Start of Block
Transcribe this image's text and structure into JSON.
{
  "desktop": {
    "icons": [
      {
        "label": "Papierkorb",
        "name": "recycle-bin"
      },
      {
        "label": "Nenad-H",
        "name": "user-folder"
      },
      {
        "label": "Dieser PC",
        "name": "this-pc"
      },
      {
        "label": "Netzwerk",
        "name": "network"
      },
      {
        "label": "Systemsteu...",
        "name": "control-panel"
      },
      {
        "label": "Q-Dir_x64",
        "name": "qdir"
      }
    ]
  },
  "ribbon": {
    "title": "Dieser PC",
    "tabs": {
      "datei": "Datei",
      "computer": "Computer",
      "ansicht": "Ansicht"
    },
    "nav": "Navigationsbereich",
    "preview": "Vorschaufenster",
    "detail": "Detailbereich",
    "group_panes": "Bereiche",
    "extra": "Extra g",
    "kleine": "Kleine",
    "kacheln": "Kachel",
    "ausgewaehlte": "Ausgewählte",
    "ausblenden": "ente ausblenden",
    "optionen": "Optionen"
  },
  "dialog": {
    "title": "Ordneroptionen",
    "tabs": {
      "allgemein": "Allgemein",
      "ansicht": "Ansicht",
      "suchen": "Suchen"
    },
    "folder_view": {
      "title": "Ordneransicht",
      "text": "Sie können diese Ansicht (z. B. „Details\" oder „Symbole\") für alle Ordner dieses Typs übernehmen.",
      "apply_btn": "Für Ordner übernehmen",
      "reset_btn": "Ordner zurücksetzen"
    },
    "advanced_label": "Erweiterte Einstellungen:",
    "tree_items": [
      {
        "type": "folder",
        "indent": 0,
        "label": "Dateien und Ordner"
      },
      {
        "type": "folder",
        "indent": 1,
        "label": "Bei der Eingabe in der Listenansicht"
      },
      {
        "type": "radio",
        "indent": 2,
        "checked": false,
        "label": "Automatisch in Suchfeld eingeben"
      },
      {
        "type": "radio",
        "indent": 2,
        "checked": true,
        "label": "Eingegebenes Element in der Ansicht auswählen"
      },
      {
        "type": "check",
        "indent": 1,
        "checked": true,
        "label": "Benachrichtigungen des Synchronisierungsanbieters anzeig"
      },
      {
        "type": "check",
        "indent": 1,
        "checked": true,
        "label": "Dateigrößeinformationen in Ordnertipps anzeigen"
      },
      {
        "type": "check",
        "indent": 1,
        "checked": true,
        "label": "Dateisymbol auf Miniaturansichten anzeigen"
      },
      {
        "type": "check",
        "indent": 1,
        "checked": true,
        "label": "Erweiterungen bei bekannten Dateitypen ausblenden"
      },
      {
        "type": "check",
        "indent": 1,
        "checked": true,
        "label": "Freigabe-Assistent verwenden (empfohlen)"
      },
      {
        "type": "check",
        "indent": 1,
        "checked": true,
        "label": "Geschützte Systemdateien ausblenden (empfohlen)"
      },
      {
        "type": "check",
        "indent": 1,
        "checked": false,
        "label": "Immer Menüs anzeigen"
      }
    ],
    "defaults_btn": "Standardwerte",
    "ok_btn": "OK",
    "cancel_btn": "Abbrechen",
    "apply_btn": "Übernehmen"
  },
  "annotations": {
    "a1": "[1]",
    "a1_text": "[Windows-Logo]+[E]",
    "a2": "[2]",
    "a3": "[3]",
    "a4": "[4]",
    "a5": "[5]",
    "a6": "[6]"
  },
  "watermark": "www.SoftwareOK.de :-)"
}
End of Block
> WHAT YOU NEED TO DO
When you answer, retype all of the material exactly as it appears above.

> RESULT
Transcribe this image's text and structure into JSON.
{
  "desktop": {
    "icons": [
      {
        "label": "Papierkorb",
        "name": "recycle-bin"
      },
      {
        "label": "Nenad-H",
        "name": "user-folder"
      },
      {
        "label": "Dieser PC",
        "name": "this-pc"
      },
      {
        "label": "Netzwerk",
        "name": "network"
      },
      {
        "label": "Systemsteu...",
        "name": "control-panel"
      },
      {
        "label": "Q-Dir_x64",
        "name": "qdir"
      }
    ]
  },
  "ribbon": {
    "title": "Dieser PC",
    "tabs": {
      "datei": "Datei",
      "computer": "Computer",
      "ansicht": "Ansicht"
    },
    "nav": "Navigationsbereich",
    "preview": "Vorschaufenster",
    "detail": "Detailbereich",
    "group_panes": "Bereiche",
    "extra": "Extra g",
    "kleine": "Kleine",
    "kacheln": "Kachel",
    "ausgewaehlte": "Ausgewählte",
    "ausblenden": "ente ausblenden",
    "optionen": "Optionen"
  },
  "dialog": {
    "title": "Ordneroptionen",
    "tabs": {
      "allgemein": "Allgemein",
      "ansicht": "Ansicht",
      "suchen": "Suchen"
    },
    "folder_view": {
      "title": "Ordneransicht",
      "text": "Sie können diese Ansicht (z. B. „Details\" oder „Symbole\") für alle Ordner dieses Typs übernehmen.",
      "apply_btn": "Für Ordner übernehmen",
      "reset_btn": "Ordner zurücksetzen"
    },
    "advanced_label": "Erweiterte Einstellungen:",
    "tree_items": [
      {
        "type": "folder",
        "indent": 0,
        "label": "Dateien und Ordner"
      },
      {
        "type": "folder",
        "indent": 1,
        "label": "Bei der Eingabe in der Listenansicht"
      },
      {
        "type": "radio",
        "indent": 2,
        "checked": false,
        "label": "Automatisch in Suchfeld eingeben"
      },
      {
        "type": "radio",
        "indent": 2,
        "checked": true,
        "label": "Eingegebenes Element in der Ansicht auswählen"
      },
      {
        "type": "check",
        "indent": 1,
        "checked": true,
        "label": "Benachrichtigungen des Synchronisierungsanbieters anzeig"
      },
      {
        "type": "check",
        "indent": 1,
        "checked": true,
        "label": "Dateigrößeinformationen in Ordnertipps anzeigen"
      },
      {
        "type": "check",
        "indent": 1,
        "checked": true,
        "label": "Dateisymbol auf Miniaturansichten anzeigen"
      },
      {
        "type": "check",
        "indent": 1,
        "checked": true,
        "label": "Erweiterungen bei bekannten Dateitypen ausblenden"
      },
      {
        "type": "check",
        "indent": 1,
        "checked": true,
        "label": "Freigabe-Assistent verwenden (empfohlen)"
      },
      {
        "type": "check",
        "indent": 1,
        "checked": true,
        "label": "Geschützte Systemdateien ausblenden (empfohlen)"
      },
      {
        "type": "check",
        "indent": 1,
        "checked": false,
        "label": "Immer Menüs anzeigen"
      }
    ],
    "defaults_btn": "Standardwerte",
    "ok_btn": "OK",
    "cancel_btn": "Abbrechen",
    "apply_btn": "Übernehmen"
  },
  "annotations": {
    "a1": "[1]",
    "a1_text": "[Windows-Logo]+[E]",
    "a2": "[2]",
    "a3": "[3]",
    "a4": "[4]",
    "a5": "[5]",
    "a6": "[6]"
  },
  "watermark": "www.SoftwareOK.de :-)"
}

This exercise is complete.